Exercise description
Within the material below, count each line holding the string "JSON" and return the total alone.
+--
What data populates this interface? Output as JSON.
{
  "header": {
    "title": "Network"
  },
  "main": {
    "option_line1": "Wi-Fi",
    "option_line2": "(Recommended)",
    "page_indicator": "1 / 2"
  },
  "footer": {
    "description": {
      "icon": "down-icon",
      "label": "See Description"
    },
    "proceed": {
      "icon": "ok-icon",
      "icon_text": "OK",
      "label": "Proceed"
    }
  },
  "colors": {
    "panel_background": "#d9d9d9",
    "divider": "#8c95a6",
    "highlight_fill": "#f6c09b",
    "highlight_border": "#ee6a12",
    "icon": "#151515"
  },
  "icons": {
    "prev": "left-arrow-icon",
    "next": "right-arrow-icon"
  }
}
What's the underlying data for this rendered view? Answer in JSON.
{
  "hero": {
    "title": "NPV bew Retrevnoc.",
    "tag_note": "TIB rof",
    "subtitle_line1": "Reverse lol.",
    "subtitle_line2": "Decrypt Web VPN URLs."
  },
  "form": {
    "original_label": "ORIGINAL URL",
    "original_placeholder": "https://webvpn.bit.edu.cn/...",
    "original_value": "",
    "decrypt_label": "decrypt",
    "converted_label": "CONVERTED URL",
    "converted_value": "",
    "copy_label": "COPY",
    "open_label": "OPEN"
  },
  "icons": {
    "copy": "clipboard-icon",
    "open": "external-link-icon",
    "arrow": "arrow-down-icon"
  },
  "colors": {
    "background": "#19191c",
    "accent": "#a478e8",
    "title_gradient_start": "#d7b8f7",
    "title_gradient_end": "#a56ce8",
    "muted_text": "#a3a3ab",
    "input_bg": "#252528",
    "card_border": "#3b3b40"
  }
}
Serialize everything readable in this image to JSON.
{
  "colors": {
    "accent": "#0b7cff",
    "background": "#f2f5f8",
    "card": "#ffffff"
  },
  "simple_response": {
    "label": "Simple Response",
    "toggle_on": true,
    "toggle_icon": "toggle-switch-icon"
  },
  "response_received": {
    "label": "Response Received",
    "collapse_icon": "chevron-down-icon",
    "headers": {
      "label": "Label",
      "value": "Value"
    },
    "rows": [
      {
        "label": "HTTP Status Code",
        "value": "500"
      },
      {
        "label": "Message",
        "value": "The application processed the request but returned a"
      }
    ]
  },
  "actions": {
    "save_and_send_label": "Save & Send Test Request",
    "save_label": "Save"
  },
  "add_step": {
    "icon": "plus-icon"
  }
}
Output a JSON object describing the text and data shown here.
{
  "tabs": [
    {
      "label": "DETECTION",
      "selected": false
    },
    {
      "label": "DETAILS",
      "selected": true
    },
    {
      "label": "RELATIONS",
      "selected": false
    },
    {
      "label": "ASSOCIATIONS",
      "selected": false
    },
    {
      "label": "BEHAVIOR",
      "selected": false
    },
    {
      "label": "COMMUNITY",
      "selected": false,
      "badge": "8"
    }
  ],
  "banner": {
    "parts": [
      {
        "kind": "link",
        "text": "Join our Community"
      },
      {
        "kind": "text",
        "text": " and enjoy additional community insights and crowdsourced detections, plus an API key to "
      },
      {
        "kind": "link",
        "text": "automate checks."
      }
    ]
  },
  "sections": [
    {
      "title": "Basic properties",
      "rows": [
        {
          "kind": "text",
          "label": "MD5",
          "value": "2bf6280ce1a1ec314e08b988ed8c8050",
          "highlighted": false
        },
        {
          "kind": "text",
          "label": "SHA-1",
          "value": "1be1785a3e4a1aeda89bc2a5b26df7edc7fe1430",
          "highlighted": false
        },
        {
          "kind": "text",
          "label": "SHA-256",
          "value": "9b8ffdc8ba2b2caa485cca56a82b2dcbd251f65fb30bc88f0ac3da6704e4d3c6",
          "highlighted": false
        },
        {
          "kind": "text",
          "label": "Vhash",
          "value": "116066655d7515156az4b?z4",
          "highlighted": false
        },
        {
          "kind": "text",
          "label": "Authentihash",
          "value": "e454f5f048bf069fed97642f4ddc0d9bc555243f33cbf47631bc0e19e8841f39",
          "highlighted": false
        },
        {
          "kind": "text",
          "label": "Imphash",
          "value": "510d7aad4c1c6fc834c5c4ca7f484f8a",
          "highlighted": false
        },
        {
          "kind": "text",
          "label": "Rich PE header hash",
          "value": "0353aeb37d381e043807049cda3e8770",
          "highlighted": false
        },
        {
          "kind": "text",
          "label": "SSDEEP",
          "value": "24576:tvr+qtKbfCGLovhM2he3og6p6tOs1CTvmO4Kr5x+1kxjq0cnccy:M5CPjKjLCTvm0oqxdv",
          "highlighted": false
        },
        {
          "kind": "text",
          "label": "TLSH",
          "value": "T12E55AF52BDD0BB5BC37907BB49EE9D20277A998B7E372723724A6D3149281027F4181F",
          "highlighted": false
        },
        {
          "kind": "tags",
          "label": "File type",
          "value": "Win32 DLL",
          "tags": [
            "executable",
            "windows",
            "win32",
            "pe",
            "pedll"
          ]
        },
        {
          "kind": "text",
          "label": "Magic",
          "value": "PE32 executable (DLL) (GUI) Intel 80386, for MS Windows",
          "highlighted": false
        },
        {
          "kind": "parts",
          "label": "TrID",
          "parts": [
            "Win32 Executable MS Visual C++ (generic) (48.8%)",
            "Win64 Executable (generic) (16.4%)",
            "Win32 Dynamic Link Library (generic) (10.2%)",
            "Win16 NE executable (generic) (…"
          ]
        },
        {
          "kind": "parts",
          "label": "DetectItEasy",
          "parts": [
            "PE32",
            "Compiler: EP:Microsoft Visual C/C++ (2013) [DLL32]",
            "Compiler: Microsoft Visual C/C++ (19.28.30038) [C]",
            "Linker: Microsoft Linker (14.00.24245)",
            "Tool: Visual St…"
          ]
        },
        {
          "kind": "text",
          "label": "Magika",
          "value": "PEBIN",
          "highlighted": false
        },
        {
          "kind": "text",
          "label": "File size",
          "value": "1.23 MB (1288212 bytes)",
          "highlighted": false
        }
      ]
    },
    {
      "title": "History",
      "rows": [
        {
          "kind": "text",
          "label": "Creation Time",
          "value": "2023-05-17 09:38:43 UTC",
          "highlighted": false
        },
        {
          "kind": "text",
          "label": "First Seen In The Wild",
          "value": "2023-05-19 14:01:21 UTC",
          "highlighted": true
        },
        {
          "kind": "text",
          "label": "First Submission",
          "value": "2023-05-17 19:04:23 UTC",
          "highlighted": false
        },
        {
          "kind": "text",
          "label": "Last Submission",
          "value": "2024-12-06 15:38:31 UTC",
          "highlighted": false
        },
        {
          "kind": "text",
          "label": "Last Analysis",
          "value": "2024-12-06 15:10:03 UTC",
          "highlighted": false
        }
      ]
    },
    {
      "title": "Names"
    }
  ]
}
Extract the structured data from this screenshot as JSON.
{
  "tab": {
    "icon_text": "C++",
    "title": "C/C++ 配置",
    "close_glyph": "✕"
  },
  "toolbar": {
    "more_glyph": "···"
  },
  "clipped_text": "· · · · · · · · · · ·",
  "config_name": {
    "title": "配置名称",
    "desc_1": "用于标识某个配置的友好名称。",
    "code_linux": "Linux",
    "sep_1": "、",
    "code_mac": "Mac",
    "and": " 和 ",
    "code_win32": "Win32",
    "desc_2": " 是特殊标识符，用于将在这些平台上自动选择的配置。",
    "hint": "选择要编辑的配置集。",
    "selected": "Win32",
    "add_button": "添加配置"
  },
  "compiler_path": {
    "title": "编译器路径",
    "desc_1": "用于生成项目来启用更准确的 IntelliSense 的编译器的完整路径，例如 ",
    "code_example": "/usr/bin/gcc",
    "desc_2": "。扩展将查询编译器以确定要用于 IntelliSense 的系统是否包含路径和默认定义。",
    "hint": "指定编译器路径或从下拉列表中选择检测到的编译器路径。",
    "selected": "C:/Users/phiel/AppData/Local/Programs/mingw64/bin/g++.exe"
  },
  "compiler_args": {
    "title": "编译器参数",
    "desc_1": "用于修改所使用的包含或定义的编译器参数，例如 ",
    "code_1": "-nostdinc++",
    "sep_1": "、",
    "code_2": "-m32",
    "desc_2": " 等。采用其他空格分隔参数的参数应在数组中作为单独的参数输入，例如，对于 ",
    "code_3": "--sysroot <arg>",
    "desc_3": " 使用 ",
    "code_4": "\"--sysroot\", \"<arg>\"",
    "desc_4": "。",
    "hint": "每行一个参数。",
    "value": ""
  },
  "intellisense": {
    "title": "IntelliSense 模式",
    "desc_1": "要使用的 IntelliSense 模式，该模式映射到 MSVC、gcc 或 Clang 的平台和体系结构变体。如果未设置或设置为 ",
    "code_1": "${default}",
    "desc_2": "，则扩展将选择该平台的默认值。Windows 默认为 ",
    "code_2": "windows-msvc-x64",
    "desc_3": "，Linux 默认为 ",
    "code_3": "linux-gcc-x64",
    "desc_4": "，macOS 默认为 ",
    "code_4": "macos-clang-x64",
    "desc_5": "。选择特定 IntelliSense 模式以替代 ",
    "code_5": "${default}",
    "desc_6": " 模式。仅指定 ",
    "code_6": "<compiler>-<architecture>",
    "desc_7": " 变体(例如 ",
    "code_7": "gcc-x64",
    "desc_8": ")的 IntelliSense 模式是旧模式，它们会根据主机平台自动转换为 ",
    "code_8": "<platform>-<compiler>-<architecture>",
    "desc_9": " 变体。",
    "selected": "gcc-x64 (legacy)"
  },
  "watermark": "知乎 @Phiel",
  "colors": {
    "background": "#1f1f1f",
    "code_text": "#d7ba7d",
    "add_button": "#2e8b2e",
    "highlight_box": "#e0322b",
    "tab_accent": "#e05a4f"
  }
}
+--
Solved exercise
5